In response, Martin and Quick argue that we need a broader concept of unions – one that is rooted in solidarity with the entire working class and that extends the “bargaining unit” beyond the workplace to include communities and citizens, including the financial world are exploited capital. Caregivers should make common cause with those who care for them and their families; Railway workers should organize themselves with passengers; Energy workers should ally with energy consumers and residents. They cite inspiring examples of unions and social movements organizing around rent and debt – from Chicago teachers who demand affordable housing to the El Barzón movement, which campaigns for debtors in Mexico.
Both books highlight economic democracy as the ultimate answer to reindeer power. Martin and Quick define this as “shifting the power to make economic decisions from those who own capital to a much broader group – the workers, tenants and carers who benefit capital owners”. But – as they later admit – it is also about the democratization of the ownership of capital itself. As Christophers states, a conversion of the ownership of assets would mean that “the economic resources of society would be subject to much more distributed and democratic control than under capitalism” .
There’s a lot more to be unpacked about what democratization of property really means.

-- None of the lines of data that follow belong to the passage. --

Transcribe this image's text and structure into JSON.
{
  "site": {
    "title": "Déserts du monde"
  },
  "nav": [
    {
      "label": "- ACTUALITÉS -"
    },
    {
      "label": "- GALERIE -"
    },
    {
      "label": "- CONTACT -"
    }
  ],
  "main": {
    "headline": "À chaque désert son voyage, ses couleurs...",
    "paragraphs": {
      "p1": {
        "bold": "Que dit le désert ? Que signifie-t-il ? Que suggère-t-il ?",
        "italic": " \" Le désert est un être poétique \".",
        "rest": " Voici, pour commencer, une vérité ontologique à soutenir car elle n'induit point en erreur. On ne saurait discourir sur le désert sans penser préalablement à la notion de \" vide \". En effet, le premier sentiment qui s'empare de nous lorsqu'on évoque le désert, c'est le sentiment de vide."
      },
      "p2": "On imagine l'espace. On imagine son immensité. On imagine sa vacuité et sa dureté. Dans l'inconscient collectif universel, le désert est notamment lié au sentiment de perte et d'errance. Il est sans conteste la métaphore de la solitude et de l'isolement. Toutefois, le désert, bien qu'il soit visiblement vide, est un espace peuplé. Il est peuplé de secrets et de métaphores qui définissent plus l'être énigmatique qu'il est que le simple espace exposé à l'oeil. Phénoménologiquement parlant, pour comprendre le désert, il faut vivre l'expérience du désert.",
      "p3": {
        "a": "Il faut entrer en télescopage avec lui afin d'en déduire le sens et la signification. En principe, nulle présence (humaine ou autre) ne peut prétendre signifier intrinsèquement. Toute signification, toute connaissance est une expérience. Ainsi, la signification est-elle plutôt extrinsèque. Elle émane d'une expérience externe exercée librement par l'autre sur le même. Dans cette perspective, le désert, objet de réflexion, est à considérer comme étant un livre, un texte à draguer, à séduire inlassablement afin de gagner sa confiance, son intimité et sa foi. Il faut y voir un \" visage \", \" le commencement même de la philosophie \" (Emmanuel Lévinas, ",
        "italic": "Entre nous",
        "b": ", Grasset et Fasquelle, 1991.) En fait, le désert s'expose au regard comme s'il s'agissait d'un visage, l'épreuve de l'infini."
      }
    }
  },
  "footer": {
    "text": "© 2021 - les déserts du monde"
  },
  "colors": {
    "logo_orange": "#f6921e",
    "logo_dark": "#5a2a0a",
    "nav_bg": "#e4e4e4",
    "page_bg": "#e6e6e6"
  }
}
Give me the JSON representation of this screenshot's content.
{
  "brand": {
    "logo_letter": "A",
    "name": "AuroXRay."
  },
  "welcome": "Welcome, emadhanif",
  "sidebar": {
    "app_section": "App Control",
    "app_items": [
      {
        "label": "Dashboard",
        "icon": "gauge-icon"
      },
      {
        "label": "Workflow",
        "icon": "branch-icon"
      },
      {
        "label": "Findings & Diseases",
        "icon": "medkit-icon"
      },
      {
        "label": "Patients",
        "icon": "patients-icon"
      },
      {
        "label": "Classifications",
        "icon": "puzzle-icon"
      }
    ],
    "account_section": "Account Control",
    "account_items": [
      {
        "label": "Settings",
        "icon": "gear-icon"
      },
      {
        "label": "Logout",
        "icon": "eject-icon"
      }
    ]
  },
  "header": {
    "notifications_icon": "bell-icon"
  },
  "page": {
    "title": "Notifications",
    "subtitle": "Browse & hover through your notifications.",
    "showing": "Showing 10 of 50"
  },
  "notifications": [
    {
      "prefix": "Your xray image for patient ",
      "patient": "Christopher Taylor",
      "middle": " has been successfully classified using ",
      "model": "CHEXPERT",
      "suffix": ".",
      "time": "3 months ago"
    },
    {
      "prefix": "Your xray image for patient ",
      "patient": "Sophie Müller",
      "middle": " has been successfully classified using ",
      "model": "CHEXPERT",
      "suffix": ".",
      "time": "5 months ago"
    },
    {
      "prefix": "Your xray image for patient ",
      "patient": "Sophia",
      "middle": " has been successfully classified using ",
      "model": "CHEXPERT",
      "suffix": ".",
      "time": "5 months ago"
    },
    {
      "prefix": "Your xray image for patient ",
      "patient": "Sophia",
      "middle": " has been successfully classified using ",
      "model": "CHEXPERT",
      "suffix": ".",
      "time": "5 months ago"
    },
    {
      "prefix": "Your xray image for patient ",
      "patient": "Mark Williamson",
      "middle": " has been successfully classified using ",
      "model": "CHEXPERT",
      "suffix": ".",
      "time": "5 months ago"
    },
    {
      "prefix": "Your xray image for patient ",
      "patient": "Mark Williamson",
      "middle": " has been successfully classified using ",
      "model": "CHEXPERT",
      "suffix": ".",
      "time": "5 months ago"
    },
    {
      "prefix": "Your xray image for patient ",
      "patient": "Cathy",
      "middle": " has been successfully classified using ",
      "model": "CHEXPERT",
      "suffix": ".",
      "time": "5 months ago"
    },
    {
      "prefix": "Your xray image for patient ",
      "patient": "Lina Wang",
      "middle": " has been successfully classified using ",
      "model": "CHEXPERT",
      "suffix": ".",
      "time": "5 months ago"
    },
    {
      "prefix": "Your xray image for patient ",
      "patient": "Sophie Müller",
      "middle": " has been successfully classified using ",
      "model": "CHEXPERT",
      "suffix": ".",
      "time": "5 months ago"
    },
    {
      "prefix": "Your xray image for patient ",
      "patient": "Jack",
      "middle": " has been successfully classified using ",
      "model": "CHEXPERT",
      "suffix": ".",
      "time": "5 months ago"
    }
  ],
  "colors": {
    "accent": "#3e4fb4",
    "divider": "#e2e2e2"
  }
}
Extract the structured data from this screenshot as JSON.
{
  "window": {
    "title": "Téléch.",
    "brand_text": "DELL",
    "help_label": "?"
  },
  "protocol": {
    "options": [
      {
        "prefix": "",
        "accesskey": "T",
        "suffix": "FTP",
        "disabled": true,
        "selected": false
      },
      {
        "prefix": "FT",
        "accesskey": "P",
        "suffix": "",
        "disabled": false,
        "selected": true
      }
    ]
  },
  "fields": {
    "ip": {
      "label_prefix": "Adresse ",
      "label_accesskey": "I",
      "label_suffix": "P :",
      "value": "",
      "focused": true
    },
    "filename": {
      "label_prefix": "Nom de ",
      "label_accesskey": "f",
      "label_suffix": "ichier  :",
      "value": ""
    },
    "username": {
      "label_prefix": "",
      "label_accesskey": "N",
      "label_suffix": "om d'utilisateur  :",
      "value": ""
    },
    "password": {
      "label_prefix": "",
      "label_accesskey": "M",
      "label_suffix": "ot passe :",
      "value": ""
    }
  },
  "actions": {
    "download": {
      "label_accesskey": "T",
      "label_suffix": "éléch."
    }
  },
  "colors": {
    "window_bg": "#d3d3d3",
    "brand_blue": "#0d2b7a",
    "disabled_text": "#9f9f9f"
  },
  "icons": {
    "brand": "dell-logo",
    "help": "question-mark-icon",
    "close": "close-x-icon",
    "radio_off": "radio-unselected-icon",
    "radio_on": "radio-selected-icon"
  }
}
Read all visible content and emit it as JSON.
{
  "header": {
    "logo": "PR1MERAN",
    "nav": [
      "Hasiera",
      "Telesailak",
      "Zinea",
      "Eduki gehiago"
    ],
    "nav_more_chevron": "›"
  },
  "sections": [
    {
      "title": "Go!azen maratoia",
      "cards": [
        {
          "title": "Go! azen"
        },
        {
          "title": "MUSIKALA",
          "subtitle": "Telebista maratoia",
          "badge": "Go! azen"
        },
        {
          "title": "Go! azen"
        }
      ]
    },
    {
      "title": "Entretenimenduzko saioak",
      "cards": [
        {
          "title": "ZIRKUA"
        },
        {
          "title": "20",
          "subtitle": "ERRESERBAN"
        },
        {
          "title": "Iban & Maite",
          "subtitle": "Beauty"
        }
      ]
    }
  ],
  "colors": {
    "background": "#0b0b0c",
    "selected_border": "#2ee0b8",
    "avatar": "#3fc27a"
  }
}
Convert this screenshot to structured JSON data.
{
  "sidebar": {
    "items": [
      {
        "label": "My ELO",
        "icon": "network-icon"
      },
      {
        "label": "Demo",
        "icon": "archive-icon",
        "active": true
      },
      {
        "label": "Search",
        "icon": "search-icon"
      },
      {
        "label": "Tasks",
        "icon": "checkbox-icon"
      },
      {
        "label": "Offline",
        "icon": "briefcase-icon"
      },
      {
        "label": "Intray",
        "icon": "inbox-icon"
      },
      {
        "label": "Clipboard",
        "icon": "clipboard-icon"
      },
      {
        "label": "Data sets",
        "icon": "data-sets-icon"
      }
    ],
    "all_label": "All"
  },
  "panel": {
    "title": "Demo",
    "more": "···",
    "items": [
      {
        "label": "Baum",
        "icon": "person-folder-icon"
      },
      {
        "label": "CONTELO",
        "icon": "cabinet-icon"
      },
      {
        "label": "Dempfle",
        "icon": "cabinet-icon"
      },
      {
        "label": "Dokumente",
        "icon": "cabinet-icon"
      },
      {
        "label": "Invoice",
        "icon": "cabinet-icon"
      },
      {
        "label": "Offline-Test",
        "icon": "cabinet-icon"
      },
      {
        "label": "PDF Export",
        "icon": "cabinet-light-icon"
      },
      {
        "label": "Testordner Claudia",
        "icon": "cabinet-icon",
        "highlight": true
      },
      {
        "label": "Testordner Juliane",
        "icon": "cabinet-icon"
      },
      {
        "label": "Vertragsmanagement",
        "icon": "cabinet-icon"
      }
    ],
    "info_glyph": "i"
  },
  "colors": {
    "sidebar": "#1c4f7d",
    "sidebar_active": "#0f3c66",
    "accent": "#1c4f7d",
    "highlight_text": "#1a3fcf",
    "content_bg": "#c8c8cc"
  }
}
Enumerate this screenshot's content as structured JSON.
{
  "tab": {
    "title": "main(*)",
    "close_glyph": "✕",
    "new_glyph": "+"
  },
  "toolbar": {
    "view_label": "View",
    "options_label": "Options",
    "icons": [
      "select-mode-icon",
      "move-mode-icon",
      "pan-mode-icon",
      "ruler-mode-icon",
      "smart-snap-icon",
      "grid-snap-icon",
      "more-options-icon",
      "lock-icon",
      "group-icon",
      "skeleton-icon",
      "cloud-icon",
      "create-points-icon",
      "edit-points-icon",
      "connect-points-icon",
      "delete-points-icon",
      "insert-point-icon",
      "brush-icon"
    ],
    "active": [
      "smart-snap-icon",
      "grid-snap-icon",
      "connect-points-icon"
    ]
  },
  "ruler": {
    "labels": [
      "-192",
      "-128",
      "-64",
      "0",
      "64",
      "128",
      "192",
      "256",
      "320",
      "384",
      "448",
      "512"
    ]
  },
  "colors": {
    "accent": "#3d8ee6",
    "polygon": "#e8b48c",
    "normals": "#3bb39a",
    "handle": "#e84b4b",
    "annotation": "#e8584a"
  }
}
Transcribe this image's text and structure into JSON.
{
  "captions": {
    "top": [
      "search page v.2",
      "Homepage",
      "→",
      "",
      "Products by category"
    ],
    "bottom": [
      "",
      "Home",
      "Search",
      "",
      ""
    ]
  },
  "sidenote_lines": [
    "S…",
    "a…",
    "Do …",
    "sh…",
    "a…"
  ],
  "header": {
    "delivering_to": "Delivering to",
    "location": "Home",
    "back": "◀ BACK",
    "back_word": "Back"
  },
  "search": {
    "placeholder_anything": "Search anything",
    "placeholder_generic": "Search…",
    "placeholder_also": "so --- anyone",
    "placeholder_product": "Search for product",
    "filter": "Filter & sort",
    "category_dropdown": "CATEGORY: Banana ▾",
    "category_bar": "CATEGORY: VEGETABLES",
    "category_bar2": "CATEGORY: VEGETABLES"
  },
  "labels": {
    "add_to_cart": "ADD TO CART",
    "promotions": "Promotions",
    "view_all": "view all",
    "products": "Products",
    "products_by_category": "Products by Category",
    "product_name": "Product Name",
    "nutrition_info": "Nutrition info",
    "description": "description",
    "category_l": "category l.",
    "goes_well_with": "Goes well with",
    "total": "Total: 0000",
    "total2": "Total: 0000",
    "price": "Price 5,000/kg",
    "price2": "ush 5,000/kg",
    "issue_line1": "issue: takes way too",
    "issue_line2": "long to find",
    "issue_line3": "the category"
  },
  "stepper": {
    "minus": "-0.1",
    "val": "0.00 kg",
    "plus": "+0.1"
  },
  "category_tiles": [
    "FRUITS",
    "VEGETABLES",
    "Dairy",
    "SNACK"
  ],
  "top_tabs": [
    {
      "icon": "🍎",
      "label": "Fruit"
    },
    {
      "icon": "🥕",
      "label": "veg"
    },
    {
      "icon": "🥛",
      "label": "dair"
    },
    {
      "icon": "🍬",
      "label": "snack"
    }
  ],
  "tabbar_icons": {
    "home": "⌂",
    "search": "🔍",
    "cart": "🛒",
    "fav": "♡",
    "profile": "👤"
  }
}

Martin and Quick speak – understandably given their focus on trade unions – above all of employee participation. But if we accept that the employment relationship is not always the primary site of exploitation in pension capitalism, are there sectors where worker power is simply not the answer? If the socialist argument is basically that property and control should be in the hands of those who really create value, has modern capitalism changed so much that it no longer necessarily means wage workers in a particular industry?
Perhaps the most obvious example is big tech. Companies like Facebook and Google tend to rely on a relatively small number of highly paid knowledge workers, while their business model is based on extracting value from the data of millions of users – and amassing enormous inexplicable power in the process. Employee participation in these companies may not take us very far towards a fairer economy. Cooperative ownership by the users of the platform – or perhaps, public “data trusts” – could turn this asset into a shared resource rather than a private commodity. Likewise, the best examples of democratic banking are typically not owned by workers: they are either public banks or community and consumer-run cooperatives.
Of course there are many industries in which work is still the source of value and the central point of recovery – with care being an obvious example. Even in tech, companies like Uber and Amazon still rely heavily on the shiny apps and platforms to exploit the labor of drivers and warehouse workers. Here, employee empowerment is still the right answer to the injustice that is at stake.
Understanding rentier power also begs the question of what exactly we need to democratize. Martin and Quick use the traditional socialist language of “means of production” while Christophers suggests the need to go beyond that. Many successful retirees are essentially gatekeepers to the resources we need to lead a good life and participate in society – housing, energy, water, broadband access. The fact that they are essential makes them both such a reliable source of profit and what makes this profiteering so morally unacceptable. Accordingly, many new ways of thinking on the left – from energy democracy to universal basic services – are really about the means of the Livelihood, or maybe the means of wellbeing.